◆ **GIVEN RECORDS**:
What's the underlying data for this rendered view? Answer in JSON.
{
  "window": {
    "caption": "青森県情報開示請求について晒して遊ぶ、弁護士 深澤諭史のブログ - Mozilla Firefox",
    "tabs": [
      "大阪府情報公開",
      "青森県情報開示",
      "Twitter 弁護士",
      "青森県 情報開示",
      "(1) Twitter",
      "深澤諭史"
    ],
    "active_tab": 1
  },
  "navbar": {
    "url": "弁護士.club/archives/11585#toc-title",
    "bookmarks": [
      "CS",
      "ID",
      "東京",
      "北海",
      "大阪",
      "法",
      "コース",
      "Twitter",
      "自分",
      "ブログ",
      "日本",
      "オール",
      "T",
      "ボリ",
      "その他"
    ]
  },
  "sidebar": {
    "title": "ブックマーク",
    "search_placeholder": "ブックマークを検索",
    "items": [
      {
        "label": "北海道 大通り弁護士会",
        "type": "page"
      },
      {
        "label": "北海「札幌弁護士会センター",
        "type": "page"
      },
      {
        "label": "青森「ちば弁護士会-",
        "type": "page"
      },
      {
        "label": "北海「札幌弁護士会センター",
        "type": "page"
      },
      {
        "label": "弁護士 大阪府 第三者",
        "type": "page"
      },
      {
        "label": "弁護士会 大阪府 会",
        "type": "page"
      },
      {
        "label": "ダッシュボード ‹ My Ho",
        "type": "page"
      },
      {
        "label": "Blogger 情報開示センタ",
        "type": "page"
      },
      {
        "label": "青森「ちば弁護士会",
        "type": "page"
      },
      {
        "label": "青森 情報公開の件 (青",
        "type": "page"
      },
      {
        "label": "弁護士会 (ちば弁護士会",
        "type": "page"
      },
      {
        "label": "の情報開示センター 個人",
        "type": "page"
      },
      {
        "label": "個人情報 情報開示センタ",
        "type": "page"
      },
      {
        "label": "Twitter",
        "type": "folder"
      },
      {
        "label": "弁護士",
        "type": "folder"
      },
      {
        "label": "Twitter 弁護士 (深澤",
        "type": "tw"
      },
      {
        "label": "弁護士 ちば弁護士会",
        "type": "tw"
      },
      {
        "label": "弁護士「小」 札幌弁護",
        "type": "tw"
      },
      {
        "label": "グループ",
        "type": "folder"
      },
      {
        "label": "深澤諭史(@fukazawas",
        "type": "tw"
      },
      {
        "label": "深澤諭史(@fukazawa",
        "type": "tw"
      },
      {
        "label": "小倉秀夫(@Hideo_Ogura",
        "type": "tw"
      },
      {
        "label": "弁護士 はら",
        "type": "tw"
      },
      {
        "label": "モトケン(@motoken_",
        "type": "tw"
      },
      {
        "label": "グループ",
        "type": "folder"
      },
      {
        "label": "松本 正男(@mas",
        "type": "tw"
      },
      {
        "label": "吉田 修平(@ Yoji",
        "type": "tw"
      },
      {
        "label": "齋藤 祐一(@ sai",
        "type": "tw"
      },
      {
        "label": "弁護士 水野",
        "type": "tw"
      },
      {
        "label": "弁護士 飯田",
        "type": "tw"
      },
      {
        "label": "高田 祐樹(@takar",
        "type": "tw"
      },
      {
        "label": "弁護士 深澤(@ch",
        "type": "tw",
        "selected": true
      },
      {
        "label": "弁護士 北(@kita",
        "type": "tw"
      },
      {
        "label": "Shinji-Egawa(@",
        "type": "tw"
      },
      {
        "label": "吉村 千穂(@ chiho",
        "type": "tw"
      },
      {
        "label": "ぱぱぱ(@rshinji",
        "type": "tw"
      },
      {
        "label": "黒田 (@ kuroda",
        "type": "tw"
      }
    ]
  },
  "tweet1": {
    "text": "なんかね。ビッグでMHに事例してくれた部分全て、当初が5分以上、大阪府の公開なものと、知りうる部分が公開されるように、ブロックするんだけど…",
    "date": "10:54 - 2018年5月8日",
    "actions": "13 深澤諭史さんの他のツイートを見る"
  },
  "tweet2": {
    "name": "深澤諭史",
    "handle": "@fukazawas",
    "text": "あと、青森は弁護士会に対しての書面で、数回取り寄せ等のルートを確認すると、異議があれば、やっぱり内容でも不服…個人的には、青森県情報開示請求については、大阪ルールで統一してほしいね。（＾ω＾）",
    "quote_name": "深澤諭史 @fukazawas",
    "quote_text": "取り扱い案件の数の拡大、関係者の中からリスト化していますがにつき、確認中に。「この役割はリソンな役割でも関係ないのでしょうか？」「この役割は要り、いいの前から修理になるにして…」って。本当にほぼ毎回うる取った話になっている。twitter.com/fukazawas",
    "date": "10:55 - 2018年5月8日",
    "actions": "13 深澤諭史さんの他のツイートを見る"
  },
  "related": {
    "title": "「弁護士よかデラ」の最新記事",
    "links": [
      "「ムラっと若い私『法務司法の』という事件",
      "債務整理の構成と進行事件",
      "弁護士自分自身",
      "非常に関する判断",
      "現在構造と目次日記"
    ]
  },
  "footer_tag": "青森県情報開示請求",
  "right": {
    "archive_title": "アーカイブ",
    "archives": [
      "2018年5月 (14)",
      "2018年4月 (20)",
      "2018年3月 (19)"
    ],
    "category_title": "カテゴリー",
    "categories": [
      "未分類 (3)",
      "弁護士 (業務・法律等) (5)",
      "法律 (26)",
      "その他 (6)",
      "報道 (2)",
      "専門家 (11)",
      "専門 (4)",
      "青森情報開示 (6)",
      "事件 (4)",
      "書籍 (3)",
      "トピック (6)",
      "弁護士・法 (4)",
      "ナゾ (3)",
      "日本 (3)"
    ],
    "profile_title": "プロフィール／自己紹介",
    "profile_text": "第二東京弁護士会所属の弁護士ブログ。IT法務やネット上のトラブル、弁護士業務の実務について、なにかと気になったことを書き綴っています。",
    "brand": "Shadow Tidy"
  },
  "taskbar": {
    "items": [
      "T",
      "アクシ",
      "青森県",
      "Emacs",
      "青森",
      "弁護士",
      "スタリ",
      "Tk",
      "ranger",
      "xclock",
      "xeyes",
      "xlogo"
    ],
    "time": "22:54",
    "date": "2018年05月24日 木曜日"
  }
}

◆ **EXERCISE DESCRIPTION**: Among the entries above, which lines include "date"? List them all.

◆ **EXPECTED OUTPUT**:
    "date": "10:54 - 2018年5月8日",
    "date": "10:55 - 2018年5月8日",
    "date": "2018年05月24日 木曜日"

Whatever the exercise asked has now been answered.